Look through the records, and wherever the string "iconColor" turns up, copy out that line.

▬▬▬▬▬▬▬▬▬▬

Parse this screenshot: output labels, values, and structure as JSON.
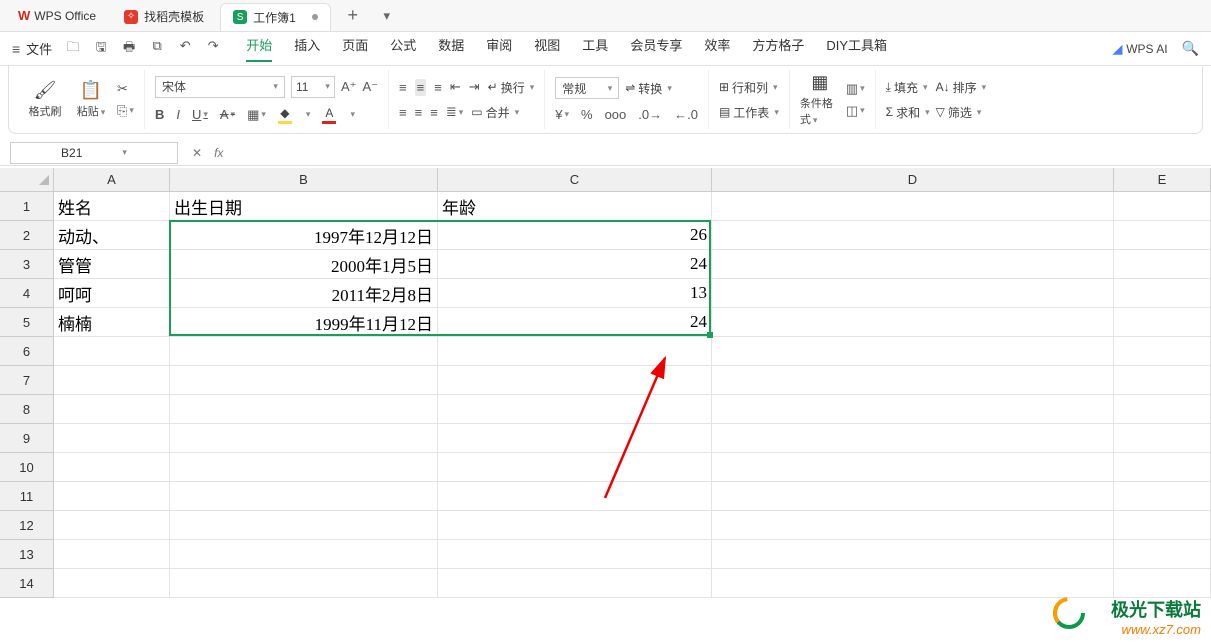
{
  "app": {
    "name": "WPS Office"
  },
  "tabs": {
    "template": {
      "label": "找稻壳模板",
      "iconColor": "#e33a2e"
    },
    "workbook": {
      "label": "工作簿1",
      "iconLetter": "S",
      "iconColor": "#1a9e5c"
    }
  },
  "menu": {
    "file": "文件",
    "items": [
      "开始",
      "插入",
      "页面",
      "公式",
      "数据",
      "审阅",
      "视图",
      "工具",
      "会员专享",
      "效率",
      "方方格子",
      "DIY工具箱"
    ],
    "activeIndex": 0,
    "ai": "WPS AI"
  },
  "ribbon": {
    "formatBrush": "格式刷",
    "paste": "粘贴",
    "fontName": "宋体",
    "fontSize": "11",
    "numberFormat": "常规",
    "convert": "转换",
    "wrap": "换行",
    "merge": "合并",
    "rowsCols": "行和列",
    "worksheet": "工作表",
    "condFormat": "条件格式",
    "fill": "填充",
    "sum": "求和",
    "sort": "排序",
    "filter": "筛选"
  },
  "namebox": {
    "ref": "B21"
  },
  "sheet": {
    "colWidths": {
      "A": 116,
      "B": 268,
      "C": 274,
      "D": 402,
      "E": 97
    },
    "columns": [
      "A",
      "B",
      "C",
      "D",
      "E"
    ],
    "rowCount": 14,
    "headers": {
      "A": "姓名",
      "B": "出生日期",
      "C": "年龄"
    },
    "data": [
      {
        "A": "动动、",
        "B": "1997年12月12日",
        "C": "26"
      },
      {
        "A": "管管",
        "B": "2000年1月5日",
        "C": "24"
      },
      {
        "A": "呵呵",
        "B": "2011年2月8日",
        "C": "13"
      },
      {
        "A": "楠楠",
        "B": "1999年11月12日",
        "C": "24"
      }
    ]
  },
  "watermark": {
    "line1": "极光下载站",
    "line2": "www.xz7.com"
  }
}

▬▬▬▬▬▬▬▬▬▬

__Reply__:
      "iconColor": "#e33a2e"
      "iconColor": "#1a9e5c"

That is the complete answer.